Action item: Write out each entry, exactly the way it appears.

Dataset content:
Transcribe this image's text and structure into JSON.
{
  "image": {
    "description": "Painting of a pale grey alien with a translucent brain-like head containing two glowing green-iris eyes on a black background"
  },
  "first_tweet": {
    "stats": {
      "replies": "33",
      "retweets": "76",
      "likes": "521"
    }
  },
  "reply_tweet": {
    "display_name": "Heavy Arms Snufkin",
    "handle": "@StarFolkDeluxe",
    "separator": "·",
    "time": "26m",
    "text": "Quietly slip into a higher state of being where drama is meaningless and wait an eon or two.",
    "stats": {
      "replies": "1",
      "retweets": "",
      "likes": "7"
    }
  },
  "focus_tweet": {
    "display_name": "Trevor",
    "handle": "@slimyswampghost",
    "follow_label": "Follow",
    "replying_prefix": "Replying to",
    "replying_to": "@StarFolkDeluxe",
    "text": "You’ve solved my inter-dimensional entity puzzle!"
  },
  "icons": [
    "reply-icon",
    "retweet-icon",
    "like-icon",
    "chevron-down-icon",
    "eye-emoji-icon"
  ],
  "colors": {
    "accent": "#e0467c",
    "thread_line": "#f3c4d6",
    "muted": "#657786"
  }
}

Task result:
Transcribe this image's text and structure into JSON.
{
  "image": {
    "description": "Painting of a pale grey alien with a translucent brain-like head containing two glowing green-iris eyes on a black background"
  },
  "first_tweet": {
    "stats": {
      "replies": "33",
      "retweets": "76",
      "likes": "521"
    }
  },
  "reply_tweet": {
    "display_name": "Heavy Arms Snufkin",
    "handle": "@StarFolkDeluxe",
    "separator": "·",
    "time": "26m",
    "text": "Quietly slip into a higher state of being where drama is meaningless and wait an eon or two.",
    "stats": {
      "replies": "1",
      "retweets": "",
      "likes": "7"
    }
  },
  "focus_tweet": {
    "display_name": "Trevor",
    "handle": "@slimyswampghost",
    "follow_label": "Follow",
    "replying_prefix": "Replying to",
    "replying_to": "@StarFolkDeluxe",
    "text": "You’ve solved my inter-dimensional entity puzzle!"
  },
  "icons": [
    "reply-icon",
    "retweet-icon",
    "like-icon",
    "chevron-down-icon",
    "eye-emoji-icon"
  ],
  "colors": {
    "accent": "#e0467c",
    "thread_line": "#f3c4d6",
    "muted": "#657786"
  }
}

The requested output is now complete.